**Work request**
Only the number is wanted: count the lines in the data with "watermark" in them.

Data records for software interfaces
[Start of Attachment]

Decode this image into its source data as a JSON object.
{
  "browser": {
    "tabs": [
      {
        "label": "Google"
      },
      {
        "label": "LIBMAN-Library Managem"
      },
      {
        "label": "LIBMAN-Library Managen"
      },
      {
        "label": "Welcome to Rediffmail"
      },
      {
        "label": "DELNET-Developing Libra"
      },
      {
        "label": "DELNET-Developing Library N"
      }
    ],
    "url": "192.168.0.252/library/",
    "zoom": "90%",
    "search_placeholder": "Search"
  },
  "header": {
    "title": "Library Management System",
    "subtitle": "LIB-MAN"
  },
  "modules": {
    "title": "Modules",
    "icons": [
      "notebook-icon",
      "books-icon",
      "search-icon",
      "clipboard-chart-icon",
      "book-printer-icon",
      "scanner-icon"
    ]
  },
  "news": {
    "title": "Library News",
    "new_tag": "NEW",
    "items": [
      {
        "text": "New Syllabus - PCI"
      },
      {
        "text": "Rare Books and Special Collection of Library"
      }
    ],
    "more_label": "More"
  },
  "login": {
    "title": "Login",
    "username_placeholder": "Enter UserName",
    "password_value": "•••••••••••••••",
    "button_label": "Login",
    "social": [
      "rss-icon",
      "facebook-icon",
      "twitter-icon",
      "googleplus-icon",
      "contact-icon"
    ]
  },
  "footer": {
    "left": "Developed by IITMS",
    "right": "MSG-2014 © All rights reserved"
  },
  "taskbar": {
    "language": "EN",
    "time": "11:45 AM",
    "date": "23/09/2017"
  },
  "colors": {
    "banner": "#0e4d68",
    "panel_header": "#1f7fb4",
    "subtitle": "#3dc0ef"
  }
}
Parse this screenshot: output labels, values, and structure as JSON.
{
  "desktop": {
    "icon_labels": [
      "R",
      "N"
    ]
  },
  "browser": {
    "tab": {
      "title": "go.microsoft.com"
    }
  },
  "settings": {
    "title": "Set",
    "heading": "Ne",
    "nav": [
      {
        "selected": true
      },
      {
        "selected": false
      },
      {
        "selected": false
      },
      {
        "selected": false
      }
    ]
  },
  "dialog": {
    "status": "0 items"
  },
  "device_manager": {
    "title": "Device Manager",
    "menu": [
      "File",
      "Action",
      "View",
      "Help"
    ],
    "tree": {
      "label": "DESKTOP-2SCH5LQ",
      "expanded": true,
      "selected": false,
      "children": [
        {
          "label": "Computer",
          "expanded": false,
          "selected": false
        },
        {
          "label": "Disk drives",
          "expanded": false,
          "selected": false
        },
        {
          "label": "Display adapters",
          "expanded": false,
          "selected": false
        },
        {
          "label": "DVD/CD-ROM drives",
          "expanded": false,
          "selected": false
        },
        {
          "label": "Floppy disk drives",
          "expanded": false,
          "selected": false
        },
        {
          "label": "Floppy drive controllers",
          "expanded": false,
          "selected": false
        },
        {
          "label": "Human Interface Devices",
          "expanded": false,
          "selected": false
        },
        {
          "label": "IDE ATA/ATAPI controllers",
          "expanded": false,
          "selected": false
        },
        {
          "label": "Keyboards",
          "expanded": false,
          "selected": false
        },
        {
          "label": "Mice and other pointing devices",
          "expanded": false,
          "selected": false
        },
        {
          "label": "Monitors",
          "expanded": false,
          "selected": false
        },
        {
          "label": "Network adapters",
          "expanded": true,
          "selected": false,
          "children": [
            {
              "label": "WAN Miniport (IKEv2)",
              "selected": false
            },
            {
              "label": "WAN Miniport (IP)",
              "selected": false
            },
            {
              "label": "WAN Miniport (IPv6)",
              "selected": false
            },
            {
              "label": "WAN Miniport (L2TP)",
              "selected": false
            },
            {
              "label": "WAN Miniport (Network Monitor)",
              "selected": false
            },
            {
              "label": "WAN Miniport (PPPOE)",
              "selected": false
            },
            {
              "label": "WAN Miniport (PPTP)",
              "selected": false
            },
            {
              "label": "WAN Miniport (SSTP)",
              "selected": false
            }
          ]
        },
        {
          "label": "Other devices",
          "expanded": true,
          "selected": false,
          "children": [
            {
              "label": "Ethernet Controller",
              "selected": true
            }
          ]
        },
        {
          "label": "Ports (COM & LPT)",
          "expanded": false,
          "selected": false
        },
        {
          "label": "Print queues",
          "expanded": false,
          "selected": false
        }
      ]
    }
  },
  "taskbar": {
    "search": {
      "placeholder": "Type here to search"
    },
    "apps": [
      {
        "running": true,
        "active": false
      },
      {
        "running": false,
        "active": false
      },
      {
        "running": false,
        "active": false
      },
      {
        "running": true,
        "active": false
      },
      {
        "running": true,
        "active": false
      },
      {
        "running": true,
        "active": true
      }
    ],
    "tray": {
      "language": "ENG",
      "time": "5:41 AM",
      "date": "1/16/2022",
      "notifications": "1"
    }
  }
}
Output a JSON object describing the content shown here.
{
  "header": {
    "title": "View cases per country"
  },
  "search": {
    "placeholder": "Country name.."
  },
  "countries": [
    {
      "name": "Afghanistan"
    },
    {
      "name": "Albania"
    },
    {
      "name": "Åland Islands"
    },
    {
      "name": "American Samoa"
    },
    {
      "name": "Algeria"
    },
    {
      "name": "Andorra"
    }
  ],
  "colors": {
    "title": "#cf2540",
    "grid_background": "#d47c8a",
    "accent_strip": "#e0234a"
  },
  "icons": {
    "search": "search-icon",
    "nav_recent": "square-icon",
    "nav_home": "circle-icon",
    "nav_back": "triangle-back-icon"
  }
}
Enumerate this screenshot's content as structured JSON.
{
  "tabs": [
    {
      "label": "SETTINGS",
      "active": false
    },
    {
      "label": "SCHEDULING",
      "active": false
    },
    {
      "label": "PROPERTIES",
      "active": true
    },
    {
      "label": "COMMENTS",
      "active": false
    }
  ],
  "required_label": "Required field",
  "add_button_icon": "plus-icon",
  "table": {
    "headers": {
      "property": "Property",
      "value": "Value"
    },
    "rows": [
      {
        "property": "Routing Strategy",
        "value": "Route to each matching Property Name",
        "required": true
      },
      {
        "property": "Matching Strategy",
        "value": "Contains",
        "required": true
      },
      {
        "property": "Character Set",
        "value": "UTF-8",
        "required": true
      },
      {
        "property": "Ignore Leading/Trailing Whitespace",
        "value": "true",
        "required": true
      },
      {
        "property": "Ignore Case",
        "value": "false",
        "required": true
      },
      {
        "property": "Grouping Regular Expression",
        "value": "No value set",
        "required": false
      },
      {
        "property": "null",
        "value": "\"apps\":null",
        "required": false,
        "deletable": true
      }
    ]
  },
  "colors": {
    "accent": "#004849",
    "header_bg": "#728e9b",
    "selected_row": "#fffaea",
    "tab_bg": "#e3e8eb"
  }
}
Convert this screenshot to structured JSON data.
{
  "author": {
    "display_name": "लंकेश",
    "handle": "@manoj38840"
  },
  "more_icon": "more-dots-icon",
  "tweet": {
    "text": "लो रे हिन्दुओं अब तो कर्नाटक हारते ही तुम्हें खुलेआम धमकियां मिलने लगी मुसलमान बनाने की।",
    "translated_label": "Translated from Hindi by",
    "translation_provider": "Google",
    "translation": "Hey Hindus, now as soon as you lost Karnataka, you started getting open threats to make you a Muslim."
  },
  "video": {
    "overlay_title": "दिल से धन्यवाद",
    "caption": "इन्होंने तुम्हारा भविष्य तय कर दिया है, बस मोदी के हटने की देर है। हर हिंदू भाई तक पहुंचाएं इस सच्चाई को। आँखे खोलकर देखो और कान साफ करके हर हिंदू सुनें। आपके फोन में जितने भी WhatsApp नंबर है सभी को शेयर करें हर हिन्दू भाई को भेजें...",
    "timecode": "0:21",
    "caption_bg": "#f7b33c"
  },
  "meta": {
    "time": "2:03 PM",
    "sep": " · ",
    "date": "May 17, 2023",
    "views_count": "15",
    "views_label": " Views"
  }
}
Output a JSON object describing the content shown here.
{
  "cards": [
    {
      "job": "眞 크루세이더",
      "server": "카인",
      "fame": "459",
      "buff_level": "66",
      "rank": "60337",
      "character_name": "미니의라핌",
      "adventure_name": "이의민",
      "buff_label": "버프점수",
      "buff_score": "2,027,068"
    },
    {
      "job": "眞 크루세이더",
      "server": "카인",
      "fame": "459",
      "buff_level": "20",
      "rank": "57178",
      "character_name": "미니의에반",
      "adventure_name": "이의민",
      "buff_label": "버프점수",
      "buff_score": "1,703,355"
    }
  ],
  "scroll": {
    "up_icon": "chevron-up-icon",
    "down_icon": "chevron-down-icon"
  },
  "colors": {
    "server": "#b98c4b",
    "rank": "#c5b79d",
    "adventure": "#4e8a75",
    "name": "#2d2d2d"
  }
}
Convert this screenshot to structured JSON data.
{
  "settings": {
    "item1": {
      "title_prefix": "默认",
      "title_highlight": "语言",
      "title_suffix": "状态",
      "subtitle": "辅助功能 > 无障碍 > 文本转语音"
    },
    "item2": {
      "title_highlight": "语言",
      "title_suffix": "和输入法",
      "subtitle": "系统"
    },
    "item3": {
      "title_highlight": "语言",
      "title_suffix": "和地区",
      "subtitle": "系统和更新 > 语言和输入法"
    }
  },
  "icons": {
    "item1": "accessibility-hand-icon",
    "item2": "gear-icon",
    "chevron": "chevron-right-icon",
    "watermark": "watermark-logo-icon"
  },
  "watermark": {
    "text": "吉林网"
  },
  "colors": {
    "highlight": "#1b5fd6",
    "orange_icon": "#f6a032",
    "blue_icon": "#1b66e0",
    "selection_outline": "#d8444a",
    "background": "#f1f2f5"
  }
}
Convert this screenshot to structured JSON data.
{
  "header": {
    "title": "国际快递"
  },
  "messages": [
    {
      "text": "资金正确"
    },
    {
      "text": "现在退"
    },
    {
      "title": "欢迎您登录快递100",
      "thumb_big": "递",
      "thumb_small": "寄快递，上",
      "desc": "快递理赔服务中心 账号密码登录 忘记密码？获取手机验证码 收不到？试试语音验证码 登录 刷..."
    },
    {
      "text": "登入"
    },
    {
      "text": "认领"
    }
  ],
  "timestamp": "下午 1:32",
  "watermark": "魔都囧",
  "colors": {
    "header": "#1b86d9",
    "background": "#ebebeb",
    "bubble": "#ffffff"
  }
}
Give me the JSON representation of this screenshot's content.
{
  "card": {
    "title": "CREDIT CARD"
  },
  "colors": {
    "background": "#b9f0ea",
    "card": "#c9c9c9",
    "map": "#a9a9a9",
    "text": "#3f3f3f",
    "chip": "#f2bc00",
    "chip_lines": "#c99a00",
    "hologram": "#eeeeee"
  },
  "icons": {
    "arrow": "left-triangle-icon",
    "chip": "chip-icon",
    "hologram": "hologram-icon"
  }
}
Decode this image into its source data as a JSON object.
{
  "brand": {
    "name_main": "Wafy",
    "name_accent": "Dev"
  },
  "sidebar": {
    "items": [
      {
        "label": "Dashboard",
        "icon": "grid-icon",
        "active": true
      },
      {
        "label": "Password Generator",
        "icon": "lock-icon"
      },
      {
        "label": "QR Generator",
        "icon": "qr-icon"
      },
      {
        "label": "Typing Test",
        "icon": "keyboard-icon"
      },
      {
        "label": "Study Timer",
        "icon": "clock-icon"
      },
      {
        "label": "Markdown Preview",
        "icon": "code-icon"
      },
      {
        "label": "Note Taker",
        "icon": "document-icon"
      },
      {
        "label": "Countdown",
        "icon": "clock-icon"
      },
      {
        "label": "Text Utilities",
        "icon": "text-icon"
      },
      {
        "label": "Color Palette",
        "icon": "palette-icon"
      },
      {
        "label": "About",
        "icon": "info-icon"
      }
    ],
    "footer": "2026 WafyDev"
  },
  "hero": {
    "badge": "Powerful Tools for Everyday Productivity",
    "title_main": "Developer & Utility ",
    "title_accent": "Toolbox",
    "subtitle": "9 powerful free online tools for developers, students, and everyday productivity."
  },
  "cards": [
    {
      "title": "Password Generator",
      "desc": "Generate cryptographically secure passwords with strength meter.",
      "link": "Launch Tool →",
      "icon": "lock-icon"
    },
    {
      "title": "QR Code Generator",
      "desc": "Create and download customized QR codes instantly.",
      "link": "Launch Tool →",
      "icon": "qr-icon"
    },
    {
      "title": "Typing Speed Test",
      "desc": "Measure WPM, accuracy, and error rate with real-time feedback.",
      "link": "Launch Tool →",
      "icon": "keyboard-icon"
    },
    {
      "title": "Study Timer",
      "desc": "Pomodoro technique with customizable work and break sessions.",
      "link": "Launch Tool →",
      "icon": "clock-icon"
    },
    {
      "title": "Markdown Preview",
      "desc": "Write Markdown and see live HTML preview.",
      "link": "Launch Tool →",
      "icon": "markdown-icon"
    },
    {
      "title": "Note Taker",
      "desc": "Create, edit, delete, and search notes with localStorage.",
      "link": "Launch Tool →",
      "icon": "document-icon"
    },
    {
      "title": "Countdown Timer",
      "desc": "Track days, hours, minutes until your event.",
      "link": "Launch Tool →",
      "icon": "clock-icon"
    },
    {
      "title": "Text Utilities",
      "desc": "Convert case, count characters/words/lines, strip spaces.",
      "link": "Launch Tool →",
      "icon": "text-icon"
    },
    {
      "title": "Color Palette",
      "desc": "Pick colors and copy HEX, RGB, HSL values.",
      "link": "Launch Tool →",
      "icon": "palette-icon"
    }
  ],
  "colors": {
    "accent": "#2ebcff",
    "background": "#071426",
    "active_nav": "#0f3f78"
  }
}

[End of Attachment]

**Answer space**
3